Mini Course Info – How We Remember: The Legacy of the Holocaust Today

Thank you for participating in Echoes & Reflections Mini Course How We Remember: The Legacy of the Holocaust Today. We hope you found the experience enriching and useful to your teaching needs. 

To further support your classroom instruction on this thematic approach, you now have access to the plethora of resources referenced throughout the course.  The materials below are listed by the section in which they were introduced in the course. 

We hope you will find these resources helpful in informing your teaching.

Introduction to Echoes & Reflections Pedagogy

In this section, you were introduced to pedagogical principles for effective teaching as well as the first visual history survivor testimony.

“Setting the Stage”: The Potsdam Conference of 1945

To understand the historical legacy of the Holocaust and how it is memorialized today, we must first contextualize the history. We begin with the Potsdam conference, shortly after V E Day in Europe, where Allied leaders met for the first time to discuss how they would reckon with Nazi crimes, seek justice, and rebuild shattered lives and nations across Europe.

Complicity and Responsibility: Who were the Perpetrators?

The primary actors in the Holocaust were the perpetrators and collaborators, the people across Europe who were active in the destruction of European Jewish life. In this section, we focused on the “average” perpetrators–the individuals, businesses, and nations–as well as their victims.

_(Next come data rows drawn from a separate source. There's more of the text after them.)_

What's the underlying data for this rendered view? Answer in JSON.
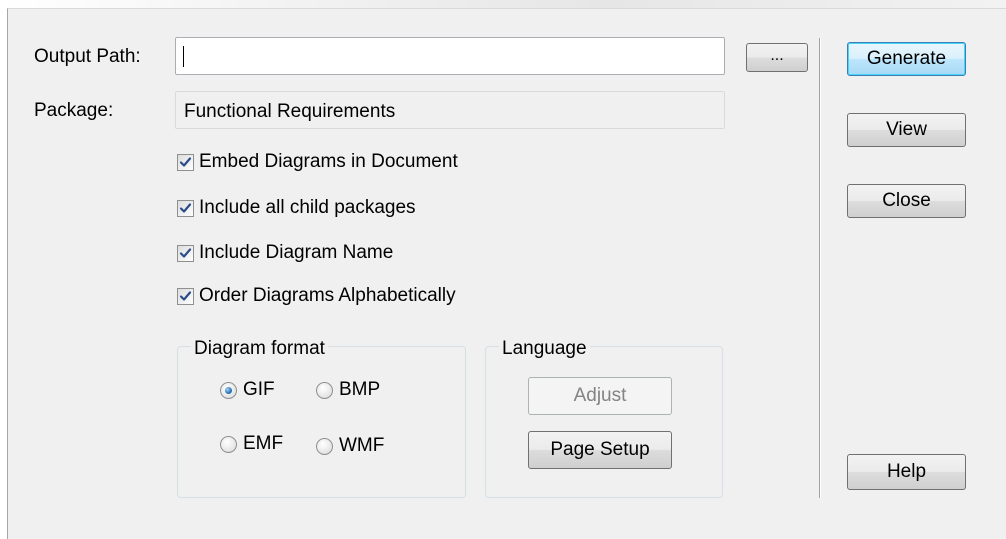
{
  "dialog": {
    "output_path_label": "Output Path:",
    "output_path_value": "",
    "browse_label": "...",
    "package_label": "Package:",
    "package_value": "Functional Requirements"
  },
  "options": [
    {
      "label": "Embed Diagrams in Document",
      "checked": true
    },
    {
      "label": "Include all child packages",
      "checked": true
    },
    {
      "label": "Include Diagram Name",
      "checked": true
    },
    {
      "label": "Order Diagrams Alphabetically",
      "checked": true
    }
  ],
  "diagram_format": {
    "title": "Diagram format",
    "selected": "GIF",
    "options": [
      "GIF",
      "BMP",
      "EMF",
      "WMF"
    ]
  },
  "language": {
    "title": "Language",
    "adjust_label": "Adjust",
    "page_setup_label": "Page Setup"
  },
  "actions": {
    "generate": "Generate",
    "view": "View",
    "close": "Close",
    "help": "Help"
  },
  "colors": {
    "dialog_bg": "#f0f0f0",
    "default_button_border": "#3c7fb1",
    "checkmark": "#2d4c8a"
  }
}
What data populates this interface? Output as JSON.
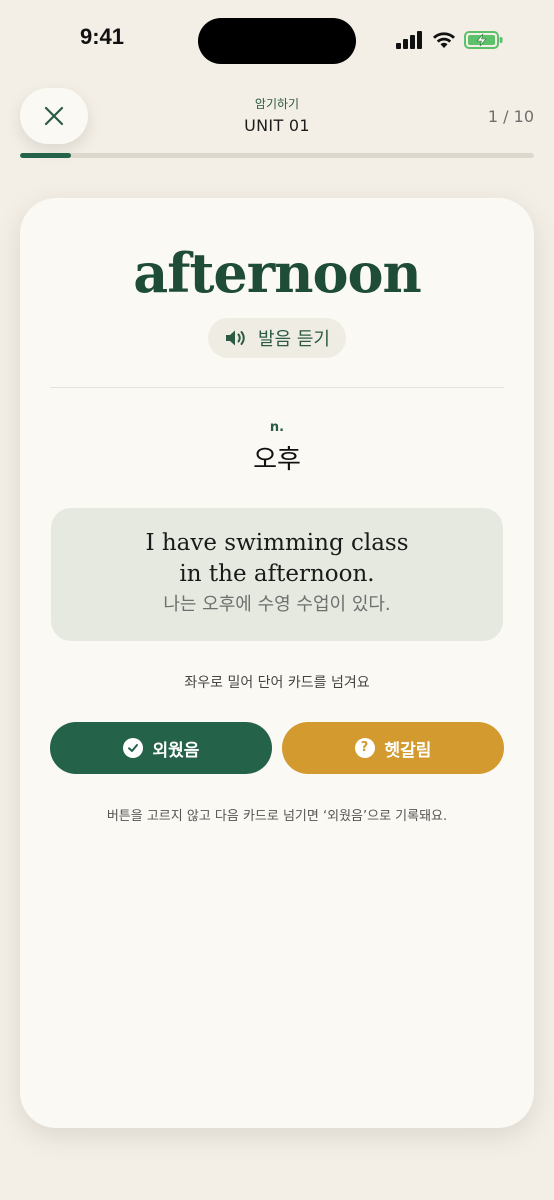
{
  "status_bar": {
    "time": "9:41",
    "icons": [
      "signal-icon",
      "wifi-icon",
      "battery-charging-icon"
    ]
  },
  "header": {
    "subtitle": "암기하기",
    "title": "UNIT 01",
    "progress_text": "1 / 10",
    "progress_fraction": 0.1,
    "close_icon": "close-icon"
  },
  "card": {
    "word": "afternoon",
    "listen_label": "발음 듣기",
    "listen_icon": "speaker-icon",
    "part_of_speech": "n.",
    "meaning": "오후",
    "example_en": "I have swimming class in the afternoon.",
    "example_ko": "나는 오후에 수영 수업이 있다.",
    "swipe_hint": "좌우로 밀어 단어 카드를 넘겨요",
    "buttons": {
      "known_label": "외웠음",
      "known_icon": "check-circle-icon",
      "unsure_label": "헷갈림",
      "unsure_icon": "question-circle-icon"
    },
    "bottom_note": "버튼을 고르지 않고 다음 카드로 넘기면 ‘외웠음’으로 기록돼요."
  },
  "colors": {
    "primary_green": "#24624a",
    "accent_yellow": "#d39a30",
    "background": "#f3efe6",
    "card": "#fbf9f3"
  }
}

Who are Bystanders?

Although they were not perpetrators or collaborators, “regular people”–not soldiers, politicians, or administrators–had an important role in the Holocaust. Here we study how the inaction of others can enable and embolden perpetrators to become more brutal and see indifference as tacit approval.

What is “Justice”?

This section explores the definition of “Justice” and the context of achieving justice for the victims of the Holocaust. Here we also ask difficult questions about whether or not justice could be achieved in full and how the Allies attempted to pursue justice through the Nuremberg Trials.

Memories of the Holocaust

Memory informs both historical perspective as well as how society remembers and memorializes major events. As we shift from the Holocaust to the period directly after, we must remember the extreme difficulty for survivors to live with the memory of the Holocaust.

Understanding Trauma and the Human Impact

Trauma is a difficult psychological concept that manifests itself in a variety of ways based on a multitude of factors, but understanding it helps us contextualize the experiences of Holocaust survivors and how they choose to remember and memorialize their experiences. Many survivors chose to process their trauma through artwork.

Holocaust Memorials in Europe and the United States

As we reflect on the differences between “history” and “memory”–but also how each informs study of the other–we focus on the lasting legacy of the Holocaust through memorials, which serve to both teach the history and also honor the legacy and memory of victims.